WHAT THE TASK REQUIRES
Leave out the pictures and copy everything else in the entries exactly.
##### GIVEN DATA #####
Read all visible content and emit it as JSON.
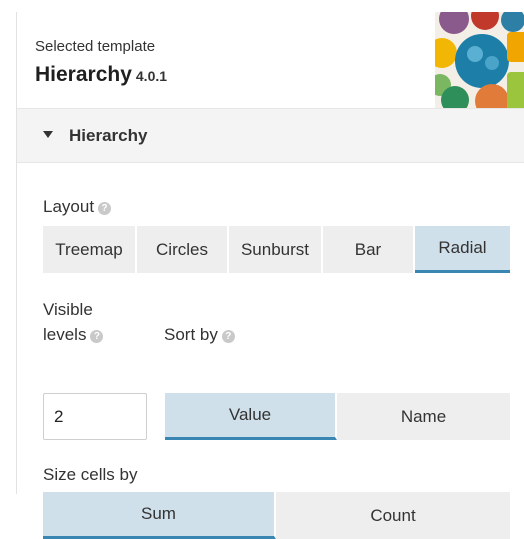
{
  "header": {
    "selected_label": "Selected template",
    "template_name": "Hierarchy",
    "template_version": "4.0.1"
  },
  "section": {
    "title": "Hierarchy"
  },
  "layout": {
    "label": "Layout",
    "options": [
      "Treemap",
      "Circles",
      "Sunburst",
      "Bar",
      "Radial"
    ],
    "selected": "Radial"
  },
  "visible_levels": {
    "label_line1": "Visible",
    "label_line2": "levels",
    "value": "2"
  },
  "sort_by": {
    "label": "Sort by",
    "options": [
      "Value",
      "Name"
    ],
    "selected": "Value"
  },
  "size_cells_by": {
    "label": "Size cells by",
    "options": [
      "Sum",
      "Count"
    ],
    "selected": "Sum"
  },
  "icons": {
    "help": "help-circle-icon",
    "caret": "caret-down-icon"
  },
  "colors": {
    "selected_bg": "#cfe0ea",
    "selected_underline": "#3a86b3",
    "button_bg": "#eeeeee"
  }
}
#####
ANSWER TO THIS TASK
Read all visible content and emit it as JSON.
{
  "header": {
    "selected_label": "Selected template",
    "template_name": "Hierarchy",
    "template_version": "4.0.1"
  },
  "section": {
    "title": "Hierarchy"
  },
  "layout": {
    "label": "Layout",
    "options": [
      "Treemap",
      "Circles",
      "Sunburst",
      "Bar",
      "Radial"
    ],
    "selected": "Radial"
  },
  "visible_levels": {
    "label_line1": "Visible",
    "label_line2": "levels",
    "value": "2"
  },
  "sort_by": {
    "label": "Sort by",
    "options": [
      "Value",
      "Name"
    ],
    "selected": "Value"
  },
  "size_cells_by": {
    "label": "Size cells by",
    "options": [
      "Sum",
      "Count"
    ],
    "selected": "Sum"
  },
  "icons": {
    "help": "help-circle-icon",
    "caret": "caret-down-icon"
  },
  "colors": {
    "selected_bg": "#cfe0ea",
    "selected_underline": "#3a86b3",
    "button_bg": "#eeeeee"
  }
}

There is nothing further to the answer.